For my birthday, Susan gave me an electronic, wireless rainfall gauge. Not that it will get much use, but it should be pretty neat and beats the bucket on my front porch that I had been using to measure rainfall previously. I’ve always wanted one, ever since I wrote a paper in my college Hydrology course called “Rainfall Gauges: Our Funnel-Shaped Friends.” This one is by Oregon Scientific so it should be compatible with my network of indoor/outdoor thermometers. In fact, it came with another remote thermometer, so now I have a backup (you can only have three).
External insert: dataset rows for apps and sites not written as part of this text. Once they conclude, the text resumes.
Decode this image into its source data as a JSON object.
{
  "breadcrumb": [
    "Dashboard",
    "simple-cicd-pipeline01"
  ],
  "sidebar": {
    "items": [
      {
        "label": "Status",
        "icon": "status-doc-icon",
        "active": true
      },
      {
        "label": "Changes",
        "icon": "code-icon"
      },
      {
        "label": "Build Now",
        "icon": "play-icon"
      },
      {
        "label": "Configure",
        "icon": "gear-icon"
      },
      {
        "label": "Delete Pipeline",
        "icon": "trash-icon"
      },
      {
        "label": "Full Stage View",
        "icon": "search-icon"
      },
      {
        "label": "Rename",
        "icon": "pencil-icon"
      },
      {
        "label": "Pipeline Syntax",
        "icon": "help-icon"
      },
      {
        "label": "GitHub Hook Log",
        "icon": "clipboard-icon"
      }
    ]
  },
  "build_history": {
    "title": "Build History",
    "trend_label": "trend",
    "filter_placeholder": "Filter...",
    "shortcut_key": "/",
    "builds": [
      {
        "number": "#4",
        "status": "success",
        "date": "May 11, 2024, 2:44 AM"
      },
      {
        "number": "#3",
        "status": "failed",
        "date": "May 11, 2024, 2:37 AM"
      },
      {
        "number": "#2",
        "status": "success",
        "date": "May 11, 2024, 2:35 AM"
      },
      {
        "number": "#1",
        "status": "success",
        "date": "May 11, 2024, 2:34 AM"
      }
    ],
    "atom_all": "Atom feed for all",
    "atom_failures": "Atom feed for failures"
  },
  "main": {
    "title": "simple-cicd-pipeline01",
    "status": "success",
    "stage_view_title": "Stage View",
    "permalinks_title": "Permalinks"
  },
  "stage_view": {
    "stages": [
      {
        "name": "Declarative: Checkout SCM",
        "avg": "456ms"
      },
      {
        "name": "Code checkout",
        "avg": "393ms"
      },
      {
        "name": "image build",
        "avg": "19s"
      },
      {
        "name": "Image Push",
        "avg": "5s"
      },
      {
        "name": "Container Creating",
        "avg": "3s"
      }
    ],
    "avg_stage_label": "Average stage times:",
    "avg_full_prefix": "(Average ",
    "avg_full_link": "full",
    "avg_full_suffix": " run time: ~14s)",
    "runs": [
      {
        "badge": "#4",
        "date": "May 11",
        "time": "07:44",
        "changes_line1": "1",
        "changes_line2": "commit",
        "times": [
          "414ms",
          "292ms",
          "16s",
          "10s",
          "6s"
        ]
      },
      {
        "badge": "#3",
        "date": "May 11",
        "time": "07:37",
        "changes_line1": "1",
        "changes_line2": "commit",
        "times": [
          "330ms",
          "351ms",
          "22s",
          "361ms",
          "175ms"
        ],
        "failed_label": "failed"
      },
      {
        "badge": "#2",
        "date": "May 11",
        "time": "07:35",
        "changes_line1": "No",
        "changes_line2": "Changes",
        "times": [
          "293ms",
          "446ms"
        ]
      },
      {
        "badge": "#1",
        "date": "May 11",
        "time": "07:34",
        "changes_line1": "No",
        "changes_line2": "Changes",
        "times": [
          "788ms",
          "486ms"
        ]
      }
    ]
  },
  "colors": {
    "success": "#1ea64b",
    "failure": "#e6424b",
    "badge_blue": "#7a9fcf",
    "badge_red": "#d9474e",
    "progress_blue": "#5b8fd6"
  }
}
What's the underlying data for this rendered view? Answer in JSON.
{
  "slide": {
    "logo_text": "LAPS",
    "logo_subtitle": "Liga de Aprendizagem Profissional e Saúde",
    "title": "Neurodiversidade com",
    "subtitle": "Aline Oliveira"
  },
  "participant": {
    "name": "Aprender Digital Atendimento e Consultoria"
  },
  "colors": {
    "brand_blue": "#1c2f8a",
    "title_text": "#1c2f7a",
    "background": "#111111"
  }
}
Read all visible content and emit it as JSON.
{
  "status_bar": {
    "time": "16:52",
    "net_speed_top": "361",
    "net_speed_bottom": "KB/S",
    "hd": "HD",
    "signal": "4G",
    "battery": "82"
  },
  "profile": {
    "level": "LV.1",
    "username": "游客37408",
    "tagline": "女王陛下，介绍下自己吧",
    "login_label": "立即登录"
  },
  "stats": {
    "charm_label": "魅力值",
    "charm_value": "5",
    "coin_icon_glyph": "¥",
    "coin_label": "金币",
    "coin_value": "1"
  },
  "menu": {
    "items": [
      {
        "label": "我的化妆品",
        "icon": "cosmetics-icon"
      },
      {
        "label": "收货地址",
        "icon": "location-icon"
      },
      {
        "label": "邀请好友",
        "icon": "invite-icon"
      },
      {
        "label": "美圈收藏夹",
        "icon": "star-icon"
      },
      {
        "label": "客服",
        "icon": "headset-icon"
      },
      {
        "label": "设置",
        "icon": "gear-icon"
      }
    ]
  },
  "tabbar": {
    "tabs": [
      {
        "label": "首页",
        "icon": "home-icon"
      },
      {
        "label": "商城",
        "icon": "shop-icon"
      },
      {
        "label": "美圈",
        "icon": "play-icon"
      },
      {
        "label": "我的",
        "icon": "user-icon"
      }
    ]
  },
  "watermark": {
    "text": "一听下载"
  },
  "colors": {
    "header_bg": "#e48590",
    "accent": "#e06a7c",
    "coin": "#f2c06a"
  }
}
It is a tipping bucket gauge, so the water never accumulates, but is just emptied. A bucket holds on millimeter of rainfall before registering it and then dumping it out of the bottom (it’s actually two buckets on a teeter-totter). The reviews on Amazon were mixed to generally negative. It is a pain to set up. The gauge itself takes two AA batteries and I had to remove no fewer than 10 tiny screws to open up the battery compartment. Also there was something about calibrating the gauge, but I think really you are just levelling it. If you pour in 200 milliliters of water, it should register one inch of rain. When I tried it, it measured 0.9 inches. That may be because I poured the water in a little too fast. Realistically you would probably never get an inch of rain in 30 seconds. Also you want to make sure the teeter-totter inside is balanced. Holding it level I was getting about 20 drops from a leaking faucet on each side before either bucket would tip, which means the buckets are balanced. Using the dripping faucet, I set the gauge up over a bowl so that I could measure the water that was dumped. When the gauge showed 1 inch of rain I poured the contents of the bowl in a measuring cup and it came barely under the 200 ml line on the measuring cup. So I think I got a good one.
Now it just needs to rain.